[Assignment]:
Could you count the lines in the listing that include the word "Analysis"? Give only the number.

_ _ _

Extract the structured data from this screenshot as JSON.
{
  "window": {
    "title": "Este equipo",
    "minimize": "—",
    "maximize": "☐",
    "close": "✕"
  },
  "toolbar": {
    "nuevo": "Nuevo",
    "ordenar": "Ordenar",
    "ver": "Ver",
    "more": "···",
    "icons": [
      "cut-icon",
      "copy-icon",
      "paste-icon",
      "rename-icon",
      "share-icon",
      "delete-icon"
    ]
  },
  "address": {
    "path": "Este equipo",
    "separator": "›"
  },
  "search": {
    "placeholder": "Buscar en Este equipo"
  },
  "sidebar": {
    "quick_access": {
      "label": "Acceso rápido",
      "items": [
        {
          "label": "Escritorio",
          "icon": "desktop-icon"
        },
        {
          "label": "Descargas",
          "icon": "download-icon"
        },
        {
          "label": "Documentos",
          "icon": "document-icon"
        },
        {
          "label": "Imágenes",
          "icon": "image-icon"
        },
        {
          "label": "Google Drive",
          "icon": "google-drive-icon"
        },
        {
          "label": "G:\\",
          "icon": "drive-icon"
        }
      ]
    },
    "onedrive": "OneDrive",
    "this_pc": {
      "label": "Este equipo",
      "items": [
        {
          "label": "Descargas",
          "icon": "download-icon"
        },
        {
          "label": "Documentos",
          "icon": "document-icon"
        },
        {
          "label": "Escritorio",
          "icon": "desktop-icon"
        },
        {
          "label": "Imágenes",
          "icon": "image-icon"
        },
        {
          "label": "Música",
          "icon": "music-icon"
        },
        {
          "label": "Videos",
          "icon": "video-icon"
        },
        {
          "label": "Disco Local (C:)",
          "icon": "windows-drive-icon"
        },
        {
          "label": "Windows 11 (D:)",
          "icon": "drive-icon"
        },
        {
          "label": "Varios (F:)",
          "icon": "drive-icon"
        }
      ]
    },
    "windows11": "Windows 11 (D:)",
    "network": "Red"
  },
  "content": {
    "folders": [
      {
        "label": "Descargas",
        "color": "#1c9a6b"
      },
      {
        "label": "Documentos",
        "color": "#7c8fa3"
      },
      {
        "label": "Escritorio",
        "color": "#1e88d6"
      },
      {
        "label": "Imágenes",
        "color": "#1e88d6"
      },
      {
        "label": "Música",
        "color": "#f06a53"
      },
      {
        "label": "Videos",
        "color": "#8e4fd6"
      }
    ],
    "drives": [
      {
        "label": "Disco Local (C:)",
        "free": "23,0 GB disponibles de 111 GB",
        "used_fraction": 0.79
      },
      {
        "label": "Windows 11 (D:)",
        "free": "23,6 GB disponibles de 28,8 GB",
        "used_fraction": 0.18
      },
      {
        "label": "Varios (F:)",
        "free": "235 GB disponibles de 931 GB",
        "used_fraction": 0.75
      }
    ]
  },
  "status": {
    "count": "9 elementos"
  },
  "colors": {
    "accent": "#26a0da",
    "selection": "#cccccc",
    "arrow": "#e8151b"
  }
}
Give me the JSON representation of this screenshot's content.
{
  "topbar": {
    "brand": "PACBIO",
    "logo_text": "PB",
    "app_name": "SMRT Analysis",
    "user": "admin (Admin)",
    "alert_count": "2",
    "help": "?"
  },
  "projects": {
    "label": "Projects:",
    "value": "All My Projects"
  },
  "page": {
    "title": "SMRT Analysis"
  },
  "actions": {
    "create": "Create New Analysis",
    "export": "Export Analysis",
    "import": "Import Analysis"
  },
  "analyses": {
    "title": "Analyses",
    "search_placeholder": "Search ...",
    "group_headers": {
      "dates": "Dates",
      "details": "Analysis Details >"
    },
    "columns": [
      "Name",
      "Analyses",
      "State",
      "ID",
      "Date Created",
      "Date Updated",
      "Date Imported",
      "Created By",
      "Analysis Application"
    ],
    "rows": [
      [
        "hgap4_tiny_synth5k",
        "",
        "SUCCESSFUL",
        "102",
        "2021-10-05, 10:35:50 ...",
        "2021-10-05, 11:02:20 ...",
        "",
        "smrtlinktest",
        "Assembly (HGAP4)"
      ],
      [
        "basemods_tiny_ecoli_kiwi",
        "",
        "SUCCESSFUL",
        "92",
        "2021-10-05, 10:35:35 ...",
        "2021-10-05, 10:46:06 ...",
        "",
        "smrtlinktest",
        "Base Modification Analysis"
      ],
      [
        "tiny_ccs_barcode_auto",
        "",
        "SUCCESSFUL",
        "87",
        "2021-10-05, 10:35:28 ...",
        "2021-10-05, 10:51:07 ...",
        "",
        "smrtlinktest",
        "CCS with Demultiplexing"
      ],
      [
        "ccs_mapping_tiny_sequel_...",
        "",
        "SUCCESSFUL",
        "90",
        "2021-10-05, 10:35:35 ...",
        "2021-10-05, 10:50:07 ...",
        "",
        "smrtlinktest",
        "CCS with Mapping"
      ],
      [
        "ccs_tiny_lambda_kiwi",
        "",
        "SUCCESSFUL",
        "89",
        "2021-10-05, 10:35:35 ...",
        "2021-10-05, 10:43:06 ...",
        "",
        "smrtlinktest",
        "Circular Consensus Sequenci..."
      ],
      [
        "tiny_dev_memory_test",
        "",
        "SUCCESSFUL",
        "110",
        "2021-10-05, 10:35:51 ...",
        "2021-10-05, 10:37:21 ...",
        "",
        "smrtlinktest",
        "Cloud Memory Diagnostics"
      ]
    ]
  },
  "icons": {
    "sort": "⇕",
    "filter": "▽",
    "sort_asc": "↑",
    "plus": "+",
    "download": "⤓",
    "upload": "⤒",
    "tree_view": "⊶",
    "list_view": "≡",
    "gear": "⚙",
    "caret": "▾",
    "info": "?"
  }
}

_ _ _

[Solution to the exercise]:
8